The fate of struggling music group HMV and its Waterstone's book chain has been of more than just passing interest to investors. The decline of HMV, which came perilously close to administration in recent months, is a story of our times.
No other British retailer has been more affected by the digital revolution. HMV has been around for 90 years but the combination of Amazon, which has undermined the business model of all booksellers, and the digital download, which has cannibalised sales of CDs, records and books via Kindle and the like, destroyed HMV's business almost overnight.
The group's rescue plan as executed by chief executive Simon Fox has been three-pronged. The first was to sell off the Waterstone's arm to Russian oligarch Alexander Mamut for £53 million. The second was to negotiate a new £200 million two-year loan deal with HMV's banks, Lloyds and Royal Bank of Scotland. This, Fox hopes, gives him the breathing space to concentrate on the increasing market for live performances through festivals and venues like the Apollo in Hammersmith, West London. He also wants to change the mix in the HMV stores with more paraphernalia such as headphones for the digital age.

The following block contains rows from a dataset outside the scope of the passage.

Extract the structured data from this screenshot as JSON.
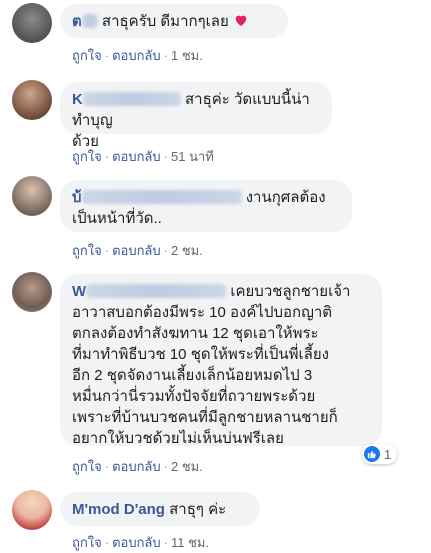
{
  "actions": {
    "like": "ถูกใจ",
    "reply": "ตอบกลับ",
    "sep": "·"
  },
  "comments": [
    {
      "name_visible": "ต",
      "text": "สาธุครับ ดีมากๆเลย",
      "emoji": "heart-emoji",
      "time": "1 ชม."
    },
    {
      "name_visible": "K",
      "text_line1": "สาธุค่ะ วัดแบบนี้น่าทำบุญ",
      "text_line2": "ด้วย",
      "time": "51 นาที"
    },
    {
      "name_visible": "บ้",
      "text_line1": "งานกุศลต้อง",
      "text_line2": "เป็นหน้าที่วัด..",
      "time": "2 ชม."
    },
    {
      "name_visible": "W",
      "text_line1": "เคยบวชลูกชายเจ้า",
      "lines": [
        "อาวาสบอกต้องมีพระ 10 องค์ไปบอกญาติ",
        "ตกลงต้องทำสังฆทาน 12 ชุดเอาให้พระ",
        "ที่มาทำพิธีบวช 10 ชุดให้พระที่เป็นพี่เลี้ยง",
        "อีก 2 ชุดจัดงานเลี้ยงเล็กน้อยหมดไป 3",
        "หมื่นกว่านี่รวมทั้งปัจจัยที่ถวายพระด้วย",
        "เพราะที่บ้านบวชคนที่มีลูกชายหลานชายก็",
        "อยากให้บวชด้วยไม่เห็นบ่นฟรีเลย"
      ],
      "reaction_count": "1",
      "time": "2 ชม."
    },
    {
      "name": "M'mod D'ang",
      "text": "สาธุๆ ค่ะ",
      "time": "11 ชม."
    }
  ],
  "colors": {
    "bubble": "#f2f3f5",
    "name": "#385898",
    "like_blue": "#1877f2",
    "heart": "#e0245e"
  }
}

As a book chain in difficulty Waterston's is not alone. Borders went into administration in the UK more than a year ago and independent booksellers are in danger of becoming a thing of the past. And in the United States, the Barnes & Noble chain was recently bid for by Liberty Media for $1 billion.
The sale of Waterstone's by Fox to Mamut was surprising. One doesn't necessarily think of a book chain being the first choice of Russian tycoons - most seem to have made their fortunes in oil and natural resources and then tended to invest the proceeds in high-profile assets overseas such as football clubs. But Mamut, who like the other Russian billionaires became rich during the Yeltsin era, likes to present himself as cut from a different cloth. Aged 51, he has been labelled by the Daily Telegraph as 'probably the most powerful oligarch you have never heard of.' Mamut is currently thought to be worth around £1 billion and counts Russian prime minister Vladimir Putin and the Chelsea FC owner Roman Abramovich among his friends. Mamut trained as a lawyer but is known as a businessman and a banker. Among his media interests are the San Francisco-based social networking site LiveJournal and the Russian publisher Azbooka-Atticus. He says he enjoys reading high-quality literature in Russian and English. Unlike his old friend Abramovich and newspaper proprietor Alexander Lebedev, the new owner of Waterstone's seems less interested in trophy assets.
Mamut, who lives in West London, is very much an unknown quantity in the bookselling industry. He is described in profiles as being of Jewish heritage so perhaps we should not be too surprised by his interest. Jews have long been known as 'the people of the book' and certainly in the US all the polls show that Jews are among the most prolific book buyers.
His choice of the popular book store owner James Daunt as his first managing director has elicited strong approval in the industry. Daunt, a Cambridge-educated former banker, founded his own bookshop on Marylebone High Street in 1990. He has since opened a further five. His stores had a turnover of £10 million last year. This is something of an achievement in an industry under so much pressure from rivals: supermarkets J Sainsbury was named bookseller of the year this Spring, plus there is the Kindle, iPad and other electronic devices. But running a small, specialist chain of bookstores in carefully selected neighbourhoods, as Daunt has done, is a very different proposition.
Mamut wants to run Waterstone's as a 'regional and local community' orientated bookseller. Daunt describes his new boss as a 'book person who shares my belief that if you create really good bookshops, they will be commercially successful.' Certainly, even in recession Britain's publishing industry is a super-sector of the economy having generated £4.1 billion worth of income last year.
Daunt, who takes over on July 2, is clear that he doesn't like the three-for-two book offers favoured by Waterstone's in recent times but believes that 'value' does count.
All of us who are authors and love reading will hope that Mamut and Daunt can lift Waterstone's out of the rut. But online book sales and digital downloads will remain the threat as it has for its former parent HMV.